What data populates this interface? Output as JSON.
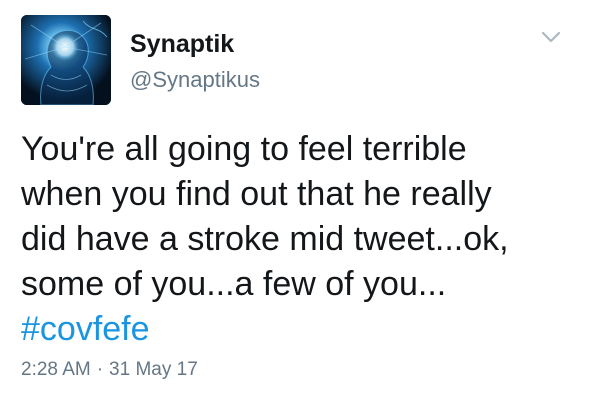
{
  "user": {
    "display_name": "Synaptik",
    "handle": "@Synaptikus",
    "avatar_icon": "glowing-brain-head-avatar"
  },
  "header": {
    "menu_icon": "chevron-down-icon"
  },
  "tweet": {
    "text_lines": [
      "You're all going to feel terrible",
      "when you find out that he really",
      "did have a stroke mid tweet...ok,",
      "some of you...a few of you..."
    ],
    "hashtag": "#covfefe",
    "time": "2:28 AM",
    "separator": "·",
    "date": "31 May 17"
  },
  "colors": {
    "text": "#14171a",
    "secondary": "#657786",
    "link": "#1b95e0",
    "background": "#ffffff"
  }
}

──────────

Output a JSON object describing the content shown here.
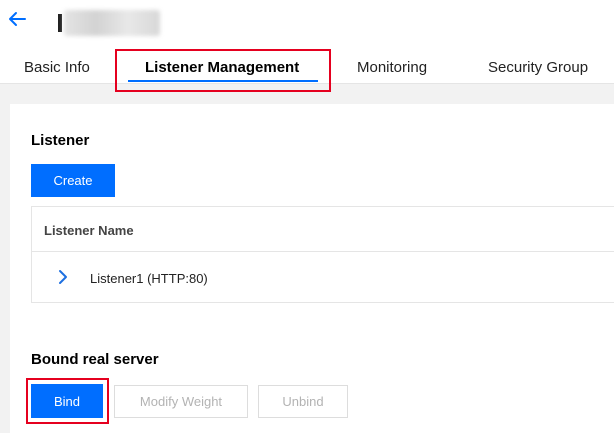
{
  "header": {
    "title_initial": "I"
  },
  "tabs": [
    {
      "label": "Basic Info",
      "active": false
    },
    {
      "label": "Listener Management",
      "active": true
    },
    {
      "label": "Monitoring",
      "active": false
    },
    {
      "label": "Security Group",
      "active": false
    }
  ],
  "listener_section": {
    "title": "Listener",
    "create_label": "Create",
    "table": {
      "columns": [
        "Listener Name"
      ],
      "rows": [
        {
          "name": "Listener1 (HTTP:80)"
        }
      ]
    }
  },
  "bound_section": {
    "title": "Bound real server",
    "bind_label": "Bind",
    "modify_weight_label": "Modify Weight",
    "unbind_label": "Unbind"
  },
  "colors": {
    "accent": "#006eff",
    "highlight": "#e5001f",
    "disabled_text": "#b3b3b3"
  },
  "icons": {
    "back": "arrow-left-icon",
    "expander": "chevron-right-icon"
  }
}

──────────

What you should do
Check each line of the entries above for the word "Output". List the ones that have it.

Answer area
What data populates this interface? Output as JSON.
Output a JSON object describing the content shown here.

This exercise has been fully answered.